The irony of Fukushima is that in forcing us all to confront our deepest fears about the dangers of nuclear power, we find many of them to be wildly irrational — based on scare stories propagated through years of unchallenged mythology and the repeated exaggerations of self-proclaimed “experts” in the anti-nuclear movement.
And he then lists several specific fears, compared to their reality in both Fukushima and elsewhere, before pivoting to focus on the concept that in the end all energy policy direction choices need to be made from as accurate a perspective as possible:
For the green movement, which is often justifiably accused of making the perfect the enemy of the good, having to confront real-world choices about energy technologies is painful. Most environmentalists assert that a combination of renewables and efficiency can decarbonize our energy supply and save us both from global warming and the presumed dangers of nuclear power. This is technically possible but extremely unlikely in practice. In the messy real world, countries that decide to rely less on nuclear will almost certainly dig themselves even deeper into a dependence on dirty fossil fuels, especially coal….
What is needed is perspective. Nuclear energy is not entirely safe, as Fukushima clearly shows, even if the current radiation-related death toll is zero and will likely remain so. But coal and other fossil fuels are far, far worse. And insisting only on renewables risks worsening global warming as an unintended consequence. We need a portfolio of clean energy technologies, deployed in the most environmentally responsible way.

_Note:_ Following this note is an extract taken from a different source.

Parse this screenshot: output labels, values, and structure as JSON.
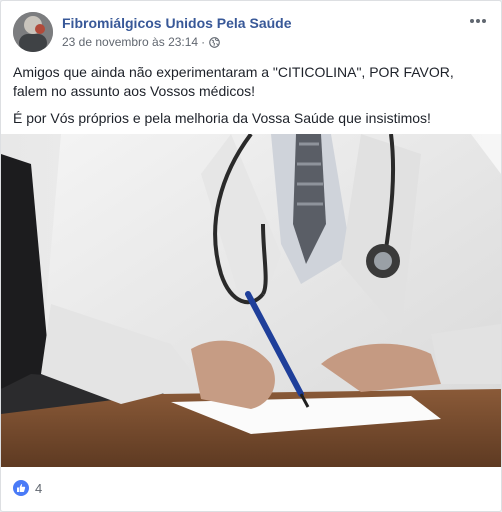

Above all, let us base our energy policy on a scientifically valid appreciation of real-world risk, and not on scare stories from the past.